═════ Exercise data ═════

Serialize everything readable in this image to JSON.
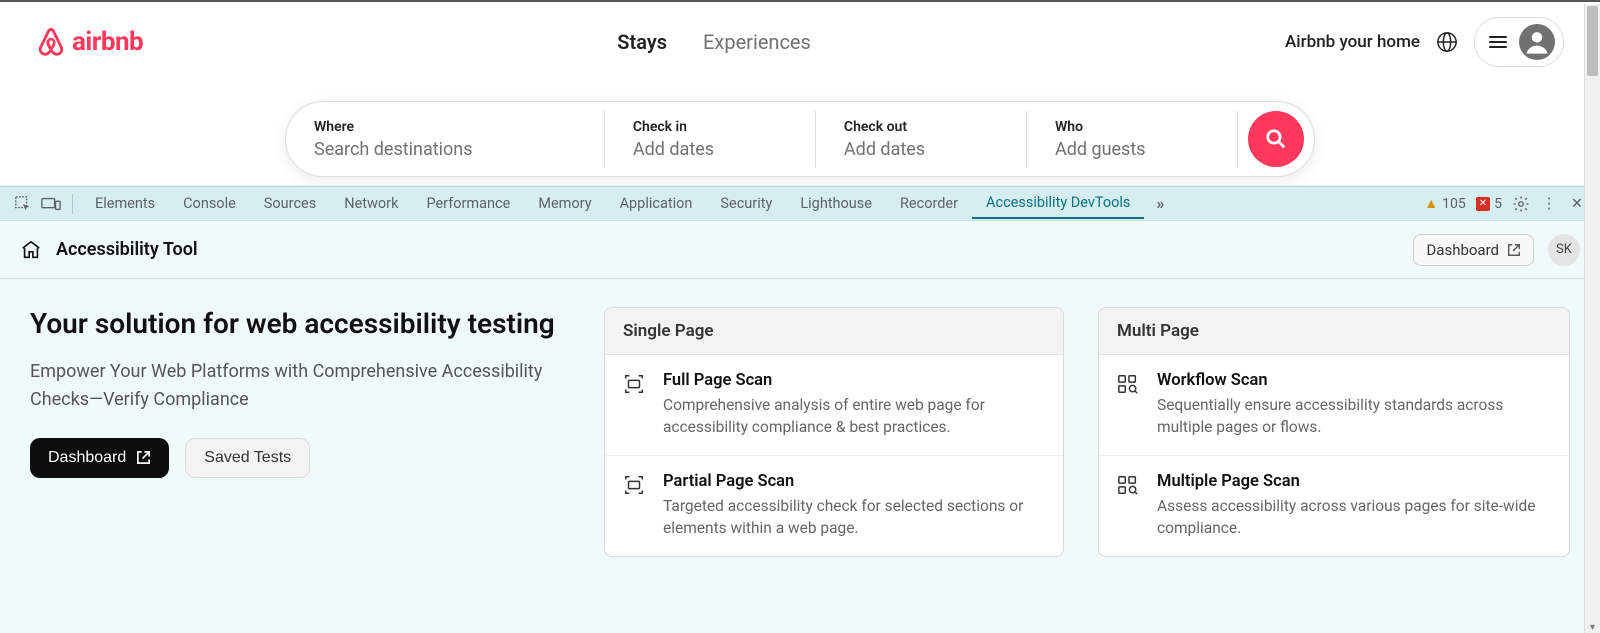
{
  "airbnb": {
    "brand": "airbnb",
    "tabs": {
      "stays": "Stays",
      "experiences": "Experiences"
    },
    "host_link": "Airbnb your home",
    "search": {
      "where": {
        "label": "Where",
        "value": "Search destinations"
      },
      "checkin": {
        "label": "Check in",
        "value": "Add dates"
      },
      "checkout": {
        "label": "Check out",
        "value": "Add dates"
      },
      "who": {
        "label": "Who",
        "value": "Add guests"
      }
    }
  },
  "devtools": {
    "tabs": [
      "Elements",
      "Console",
      "Sources",
      "Network",
      "Performance",
      "Memory",
      "Application",
      "Security",
      "Lighthouse",
      "Recorder",
      "Accessibility DevTools"
    ],
    "active_tab": "Accessibility DevTools",
    "warnings": "105",
    "errors": "5",
    "panel_title": "Accessibility Tool",
    "dashboard_link": "Dashboard",
    "user_initials": "SK",
    "intro": {
      "heading": "Your solution for web accessibility testing",
      "body": "Empower Your Web Platforms with Comprehensive Accessibility\nChecks—Verify Compliance",
      "dashboard_btn": "Dashboard",
      "saved_btn": "Saved Tests"
    },
    "single": {
      "header": "Single Page",
      "items": [
        {
          "title": "Full Page Scan",
          "desc": "Comprehensive analysis of entire web page for accessibility compliance & best practices."
        },
        {
          "title": "Partial Page Scan",
          "desc": "Targeted accessibility check for selected sections or elements within a web page."
        }
      ]
    },
    "multi": {
      "header": "Multi Page",
      "items": [
        {
          "title": "Workflow Scan",
          "desc": "Sequentially ensure accessibility standards across multiple pages or flows."
        },
        {
          "title": "Multiple Page Scan",
          "desc": "Assess accessibility across various pages for site-wide compliance."
        }
      ]
    }
  }
}
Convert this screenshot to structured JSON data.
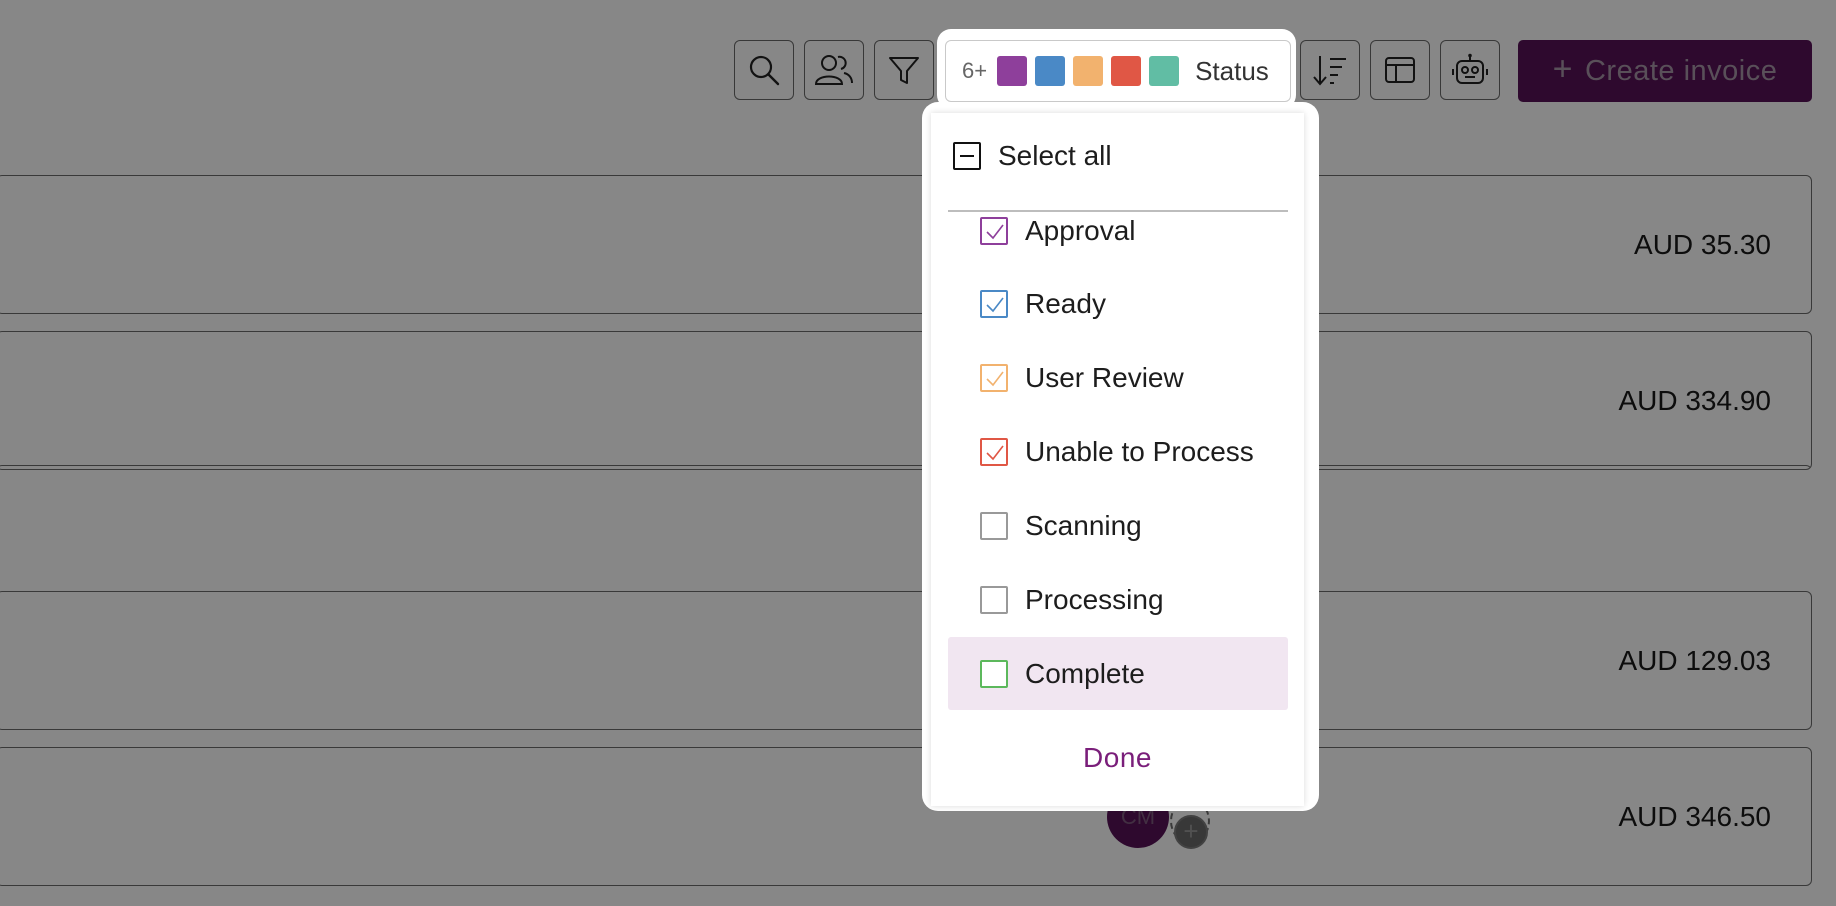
{
  "toolbar": {
    "search_icon": "search-icon",
    "users_icon": "users-icon",
    "filter_icon": "filter-icon",
    "sort_icon": "sort-icon",
    "layout_icon": "layout-icon",
    "bot_icon": "bot-icon",
    "create_label": "Create invoice"
  },
  "status_filter": {
    "count": "6+",
    "label": "Status",
    "swatches": [
      "#8e3f9b",
      "#4a89c6",
      "#f2b26e",
      "#e05745",
      "#61bda4"
    ]
  },
  "dropdown": {
    "select_all_label": "Select all",
    "options": [
      {
        "label": "Approval",
        "checked": true,
        "color": "#8e3f9b"
      },
      {
        "label": "Ready",
        "checked": true,
        "color": "#4a89c6"
      },
      {
        "label": "User Review",
        "checked": true,
        "color": "#f2b26e"
      },
      {
        "label": "Unable to Process",
        "checked": true,
        "color": "#e05745"
      },
      {
        "label": "Scanning",
        "checked": false,
        "color": "#999999"
      },
      {
        "label": "Processing",
        "checked": false,
        "color": "#999999"
      },
      {
        "label": "Complete",
        "checked": false,
        "color": "#5cb85c"
      }
    ],
    "done_label": "Done"
  },
  "rows": [
    {
      "amount": "AUD 35.30"
    },
    {
      "amount": "AUD 334.90"
    },
    {
      "amount": ""
    },
    {
      "amount": "AUD 129.03"
    },
    {
      "amount": "AUD 346.50"
    }
  ],
  "avatar": {
    "initials": "CM"
  },
  "colors": {
    "brand": "#7a1e7a",
    "hover": "#f1e6f1"
  }
}
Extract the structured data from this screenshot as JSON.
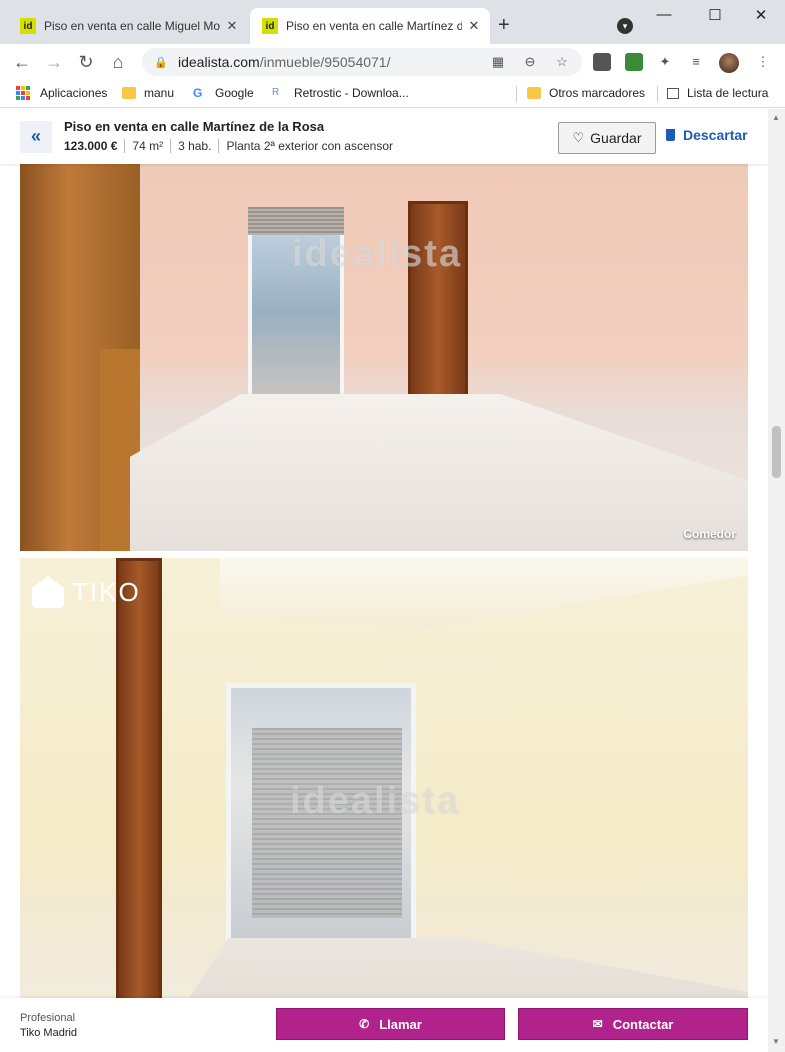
{
  "browser": {
    "tabs": [
      {
        "favicon": "id",
        "title": "Piso en venta en calle Miguel Mo",
        "close": "✕",
        "active": false
      },
      {
        "favicon": "id",
        "title": "Piso en venta en calle Martínez d",
        "close": "✕",
        "active": true
      }
    ],
    "new_tab": "+",
    "window_controls": {
      "minimize": "—",
      "maximize": "☐",
      "close": "✕"
    },
    "url_host": "idealista.com",
    "url_path": "/inmueble/95054071/",
    "bookmarks": [
      {
        "label": "Aplicaciones",
        "icon": "apps-icon"
      },
      {
        "label": "manu",
        "icon": "folder-icon"
      },
      {
        "label": "Google",
        "icon": "google-icon"
      },
      {
        "label": "Retrostic - Downloa...",
        "icon": "retrostic-icon"
      },
      {
        "label": "Otros marcadores",
        "icon": "folder-icon"
      },
      {
        "label": "Lista de lectura",
        "icon": "reading-list-icon"
      }
    ]
  },
  "listing": {
    "back": "«",
    "title": "Piso en venta en calle Martínez de la Rosa",
    "price": "123.000 €",
    "size": "74 m²",
    "rooms": "3 hab.",
    "floor": "Planta 2ª exterior con ascensor",
    "save_label": "Guardar",
    "discard_label": "Descartar"
  },
  "photos": [
    {
      "label": "Comedor",
      "watermark": "idealista"
    },
    {
      "label": "",
      "watermark": "idealista",
      "brand": "TIKO"
    }
  ],
  "contact": {
    "type": "Profesional",
    "agency": "Tiko Madrid",
    "call_label": "Llamar",
    "contact_label": "Contactar"
  },
  "colors": {
    "accent": "#b1228d",
    "link": "#1a5cb8",
    "idealista_green": "#d4e000"
  }
}
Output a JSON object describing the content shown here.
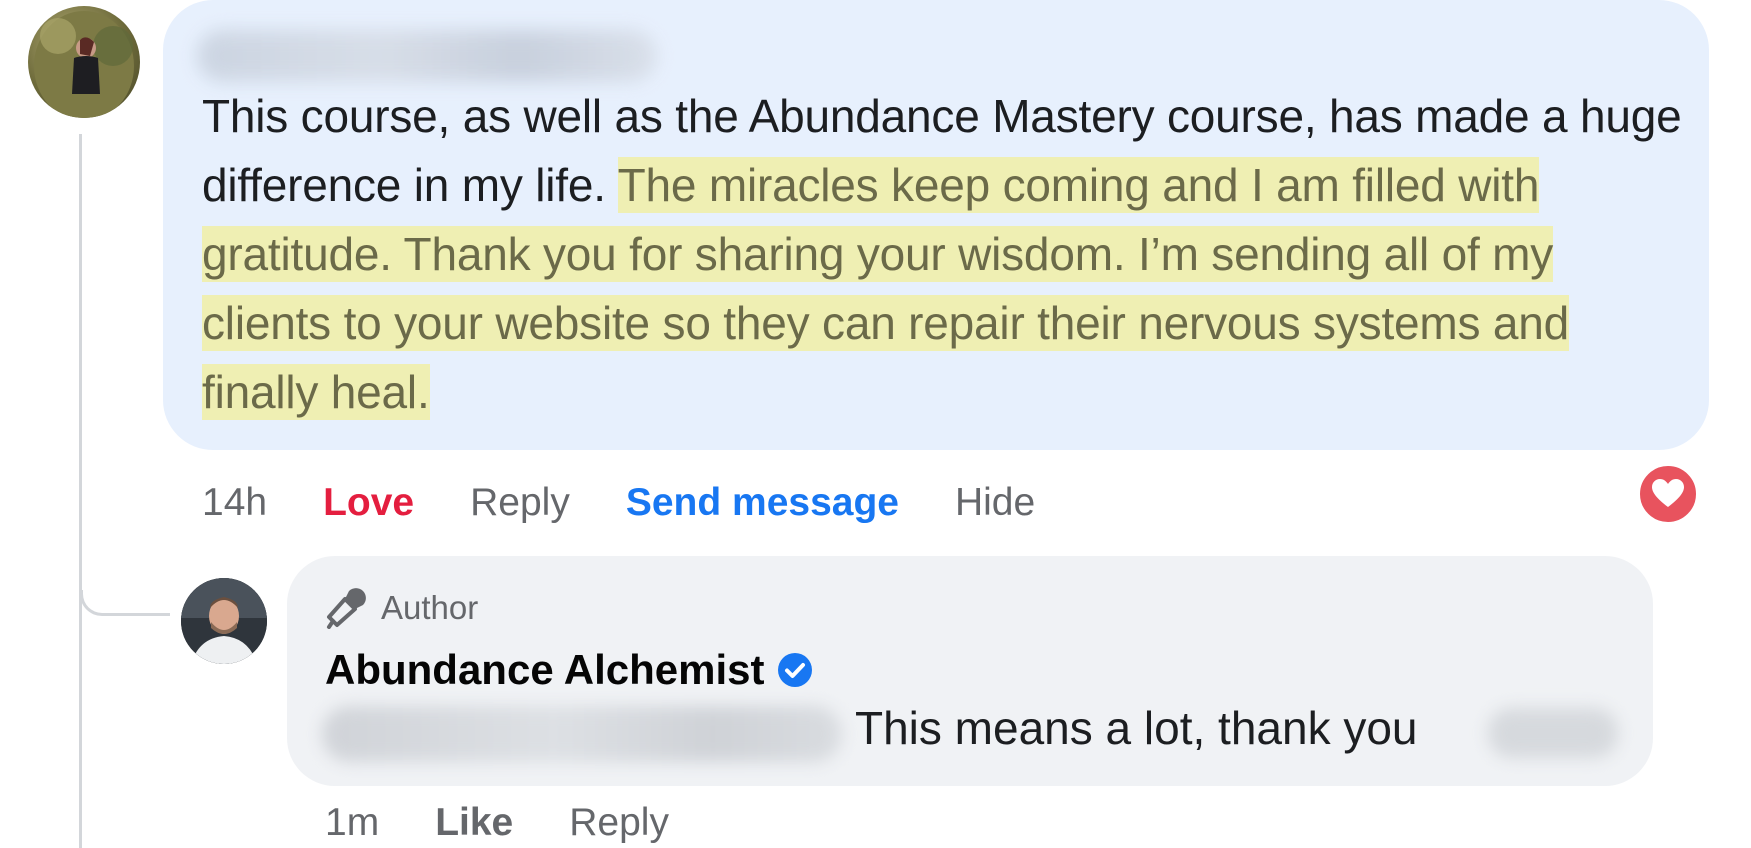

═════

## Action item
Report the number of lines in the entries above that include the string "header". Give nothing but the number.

## Response
2